For any hand sanitizer to be considered effective, it must contain at least 60 percent alcohol, according to the Mayo Clinic and the U.S. Food and Drug Administration. The manufacturer of Purell lists the concentration of alcohol for its hand sanitizer at 65 percent, meaning that it should be effective at killing 99.99 percent of bacteria, viruses and other microbes.
Just because Purell meets the alcohol requirement doesn't necessarily mean it will kill the majority of germs on your skin. The product must be applied properly to work effectively. After applying the antiseptic, your hands should remain moist for 10 to 15 seconds as you rub them together. If they dry sooner than this, you haven't used enough and should reapply.
Dirt and Other Substances
If your hands are visibly dirty, the alcohol in the antiseptic gel won't necessarily be as effective. Even at a concentration of 65 percent alcohol, the product isn't able to penetrate dirt, feces, blood or bodily fluids, according to the New York Times. The pathogens found in these substances can remain alive after the alcohol-based hand sanitizer is applied. It's best to wash your hands with soap and water in these situations.
Although Purell contains 65 percent alcohol, other versions may contain far less. If generic hand sanitizers are advertised as alternatives to Purell, make sure they contain at least 60 percent alcohol. Any less and the antiseptic gel just moves the bacteria, viruses and other microbes from one area of the skin to another. They can lead to passing the germs from your skin to another object or person.

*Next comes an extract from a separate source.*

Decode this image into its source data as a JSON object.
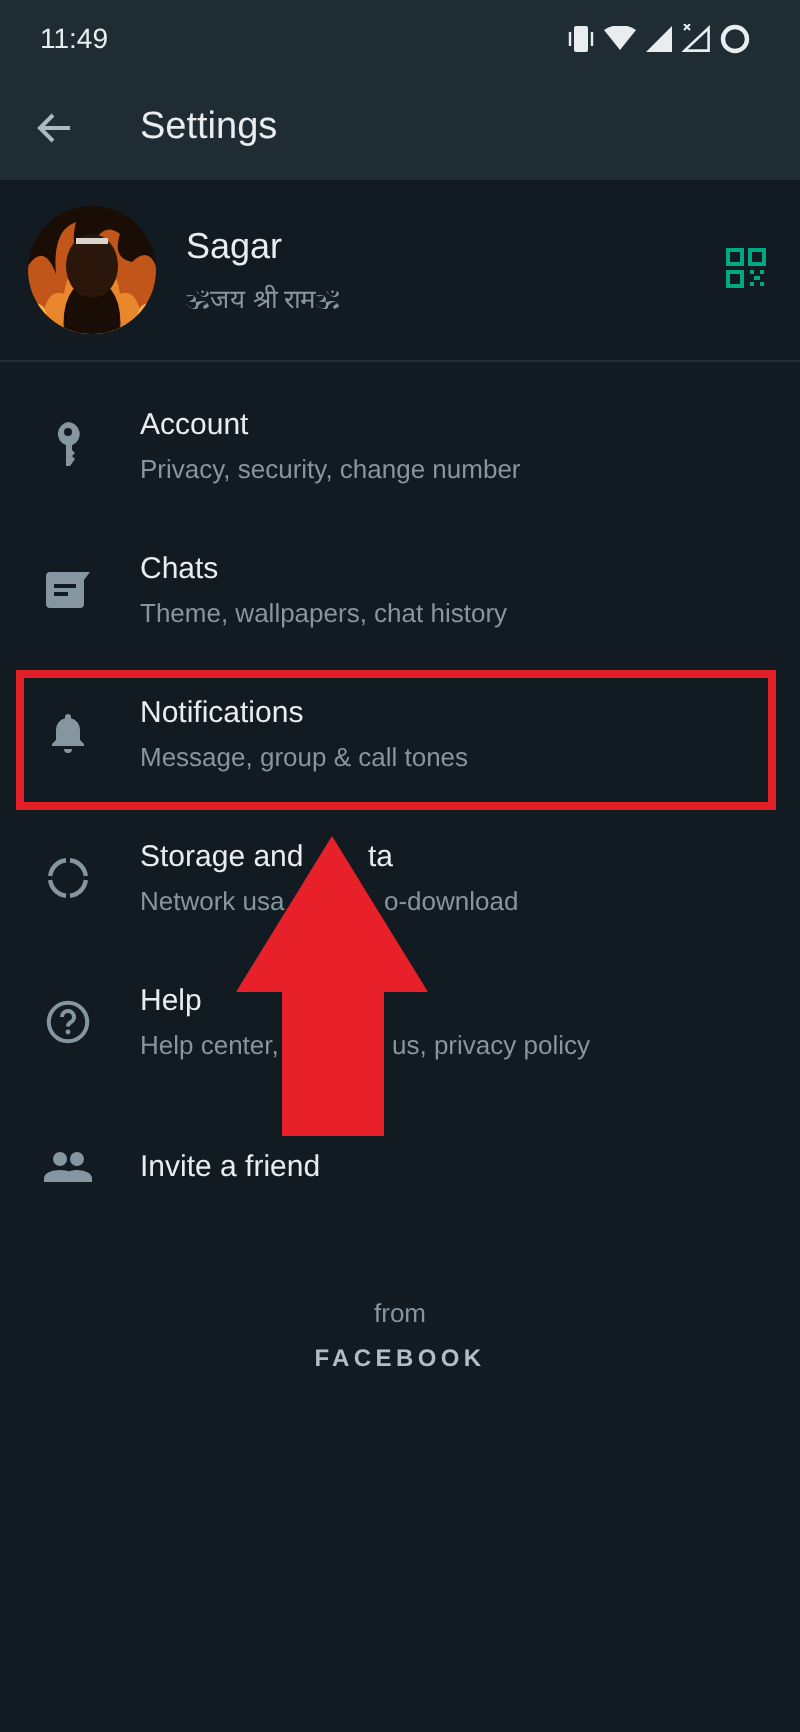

If soap and water is available, the Centers of Disease Control and Prevention recommends this method as the first choice for cleaning your hands. Hand sanitizers like Purell are best used when you can't get to soap and water.
- Mayo Clinic: Hand Washing--Do's and Don'ts

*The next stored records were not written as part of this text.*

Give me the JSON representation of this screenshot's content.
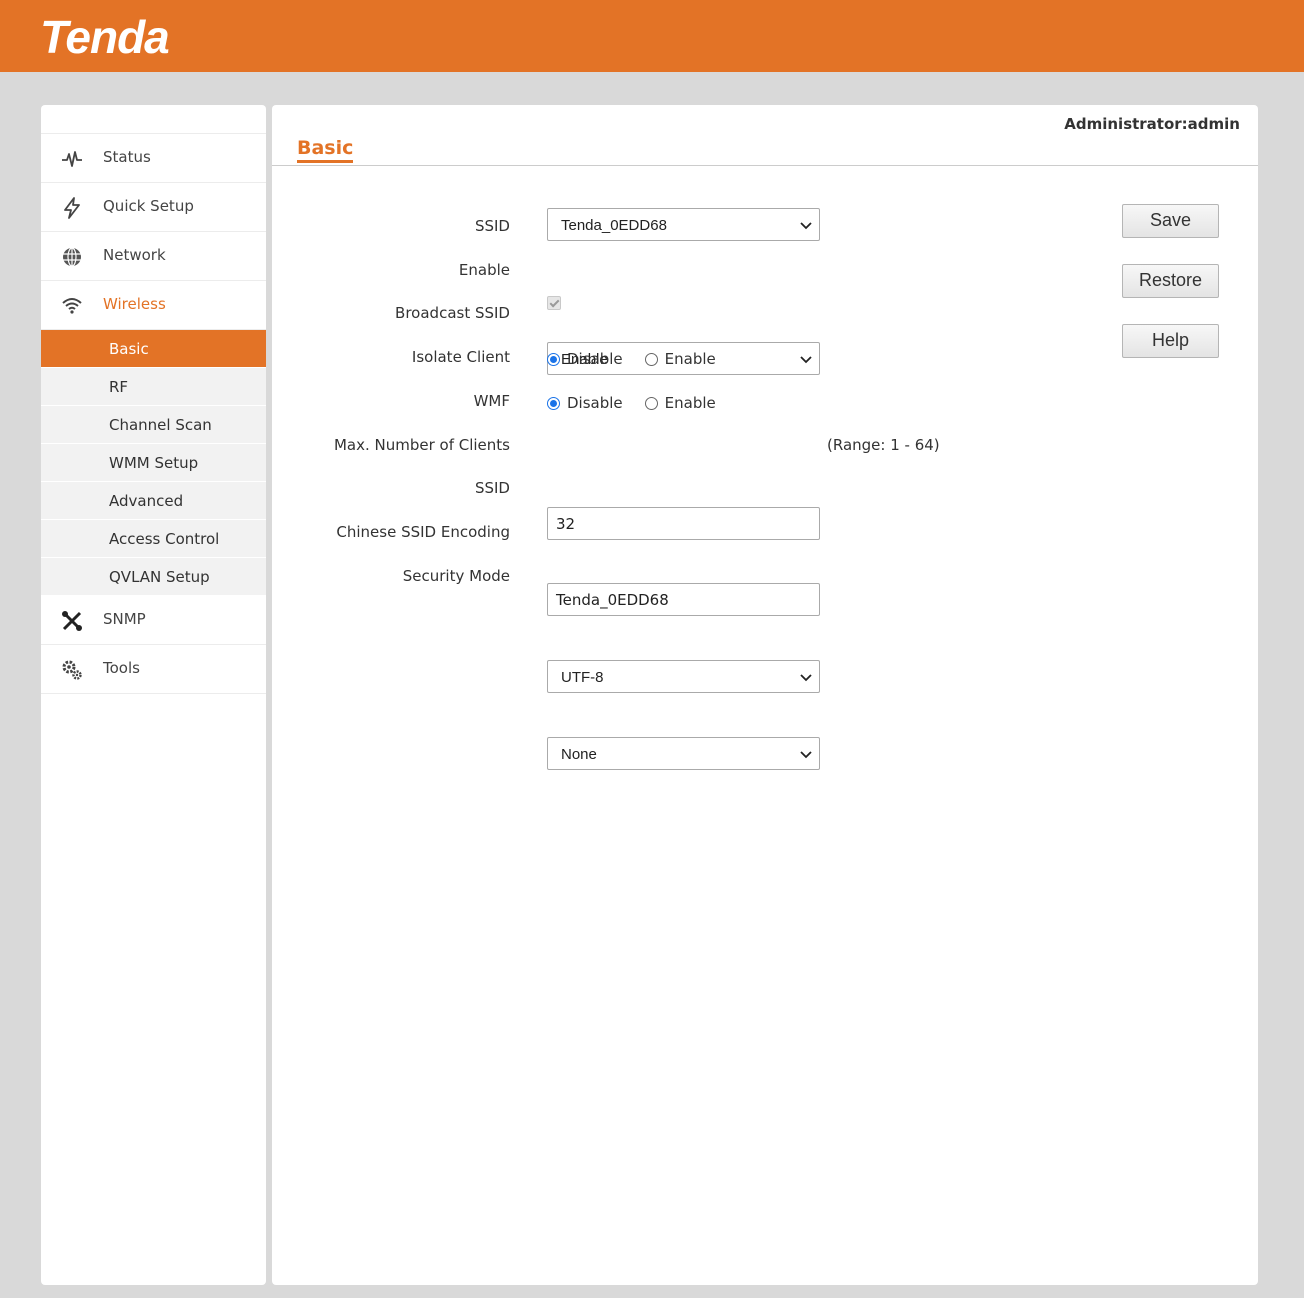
{
  "brand": {
    "logo": "Tenda",
    "accent_color": "#e37326"
  },
  "user": {
    "admin_label": "Administrator:admin"
  },
  "sidebar": {
    "items": [
      {
        "label": "Status",
        "icon": "pulse-icon"
      },
      {
        "label": "Quick Setup",
        "icon": "lightning-icon"
      },
      {
        "label": "Network",
        "icon": "globe-icon"
      },
      {
        "label": "Wireless",
        "icon": "wifi-icon",
        "active": true
      },
      {
        "label": "SNMP",
        "icon": "tools-icon"
      },
      {
        "label": "Tools",
        "icon": "gears-icon"
      }
    ],
    "wireless_sub": [
      {
        "label": "Basic",
        "selected": true
      },
      {
        "label": "RF"
      },
      {
        "label": "Channel Scan"
      },
      {
        "label": "WMM Setup"
      },
      {
        "label": "Advanced"
      },
      {
        "label": "Access Control"
      },
      {
        "label": "QVLAN Setup"
      }
    ]
  },
  "page": {
    "tab": "Basic"
  },
  "form": {
    "ssid_select": {
      "label": "SSID",
      "value": "Tenda_0EDD68"
    },
    "enable": {
      "label": "Enable",
      "checked": true
    },
    "broadcast_ssid": {
      "label": "Broadcast SSID",
      "value": "Enable"
    },
    "isolate_client": {
      "label": "Isolate Client",
      "opt1": "Disable",
      "opt2": "Enable",
      "selected": "Disable"
    },
    "wmf": {
      "label": "WMF",
      "opt1": "Disable",
      "opt2": "Enable",
      "selected": "Disable"
    },
    "max_clients": {
      "label": "Max. Number of Clients",
      "value": "32",
      "range": "(Range: 1 - 64)"
    },
    "ssid_text": {
      "label": "SSID",
      "value": "Tenda_0EDD68"
    },
    "chinese_encoding": {
      "label": "Chinese SSID Encoding",
      "value": "UTF-8"
    },
    "security_mode": {
      "label": "Security Mode",
      "value": "None"
    }
  },
  "buttons": {
    "save": "Save",
    "restore": "Restore",
    "help": "Help"
  }
}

- Mayo Clinic: Germs - Understand and Protect Against Bacteria, Viruses and Infection
- U.S. Food and Drug Administration: Personal Protective Equipment
- New York Times: Hand Sanitizers, Good or Bad?
- Centers for Disease Control and Prevention: Hand-Washing Recommendations to Reduce Disease Transmission from Animals in Public Settings
- Alex Wong/Getty Images News/Getty Images